For months now, artists in the makeup community have been using a new pose to showcase their eye makeup. The pose—referred to as the “fox eye” or the “migraine” pose—is made by pulling one’s eyes back, effectively slanting the eyes, and framing the face between a model’s hands. The trend’s exact origins are unclear, but many credit its popularity to TikTok and Instagram communities and celebrities like Bella Hadid.
To onlookers, the trend is another cute pose to add to modeling positions; for others, it’s a chance to draw attention to their makeup skills. However, to Asian Americans, it’s a painful reminder of normalized racism in American society and bullying associated with growing up while looking different.
Many of those who pose like this do not realize that for decades Asian Americans have been taunted, teased, and bullied by their peers for having differently-shaped eyes. More often than not, their peers accompany this taunting with the pulling of their eyes back in a fashion similar to the fox eye trend to mock Asian Americans for their appearance. When influencers engage in the trend, they promote it and communicate to their followers that posing while slanting your eyes is normal and trendy.

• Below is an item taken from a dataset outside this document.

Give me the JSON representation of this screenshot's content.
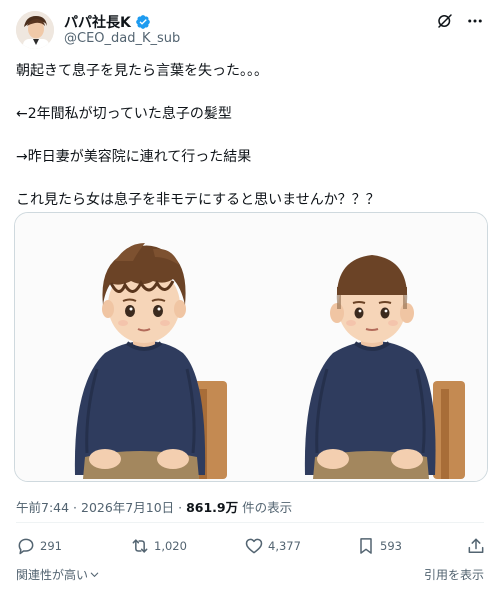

In reality, it’s problematic and racially insensitive. By rebranding the pose once used to mock and belittle people of color as a hip new fashion trend, those utilizing the pose dismiss the painful history and trauma inflicted upon Asian Americans. By playing into the trend, you are complicit in over a century’s worth of normalized and institutionalized racism.
Unfortunately, this normalization of racism is not a novel occurrence; turning a classically racist pose into a fashion trend is just another instance in the decades and centuries of normalized racism and discrimination towards Asians.
From historically inaccurate depictions of Asians in Hollywood—see Breakfast at Tiffany’s—to the unjust targeting of Chinese-Americans over fears of the coronavirus, normalizing racism has always seemed to be “in” within modern American society. It’s for these reasons that calling out the fox eye trend now is so important: we need to stop this racism in its tracks before the effects become irreversible.
A common retort to those calling out the trend’s racist implications is that the intention of the individual posing is not to mock Asian Americans or those with naturally slanted eyes. “Chill out,” an Instagram user replied to another user’s criticism of the trend. “She’s very very lightly lifting her eyes as a pose… Daisy is clearly not [being racist],” one user commented on a photo of TikToker Daisy Keech pulling her eyes back.
The reality is that regardless of whether or not individuals are intending to mock Asian Americans for their eye shape, posing with your eyes pulled back is strikingly similar to the same bullying inflicted upon people of color. Those who pose with it may not harbor sincerely racist feelings towards Asian Americans, but by posing with the trend, it grants those who continue to mock us for our eyes the platform to continue their actions.
When YouTuber Emma Chamberlain came under fire for an Instagram photo of her pulling her eyes back, she deleted the image and later tweeted out an apology, saying she realized that “some thought I was posing in an insensitive way… that was NOT my intention at all.” To shift the blame upon those directly affected by her post—“some thought,” rather than realizing her pose was indeed insensitive—is to continue to ignore the implications of what Chamberlain’s actions mean to Asian Americans.
Reconsider the effects of your ignorance. Our eyes are not your beauty trend.